Automatic, selective-fire rifles chambered for full-sized cartridges were commonplace after World War II, especially with the standardization of the 7.62×51mm cartridge by NATO. Rifles like the M14, FN FAL, and G3 enjoyed widespread use by most Western military forces. By the early 1960s, the intermediate 5.56×45mm cartridge was beginning to gain popularity and most countries that were reliant upon 7.62mm made a gradual shift toward intermediate rifles over the course of the next few decades. In the 1980s, the 5.56mm cartridge was standardized across NATO and rifles chambered for full-sized cartridges became less prevalent.
Although full-caliber rifles are today rarely standard-issue, they still often serve in sharpshooter roles; the US Army's M14 EBR and the British L129 are examples of this.
It should be noted that the terminology "battle rifle" is a relatively recent invention: while the term "assault rifle" refers to intermediate-caliber firearms, "battle rifle" was generally a term not distinct from "service rifle."
Battle rifles now generally serve as designated marksman rifles (DMR), or as sniper rifles.
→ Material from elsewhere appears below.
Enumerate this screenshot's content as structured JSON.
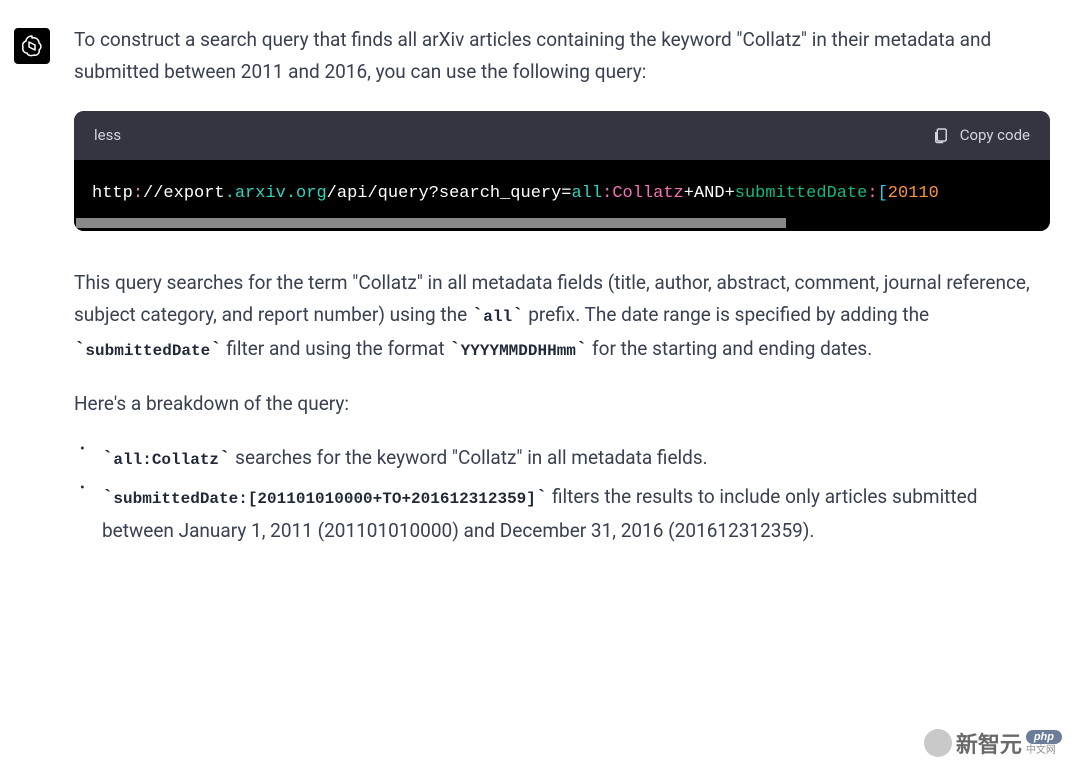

Many service rifles were modified for this role, and some newer battle rifles even introduced, designed specifically for these roles.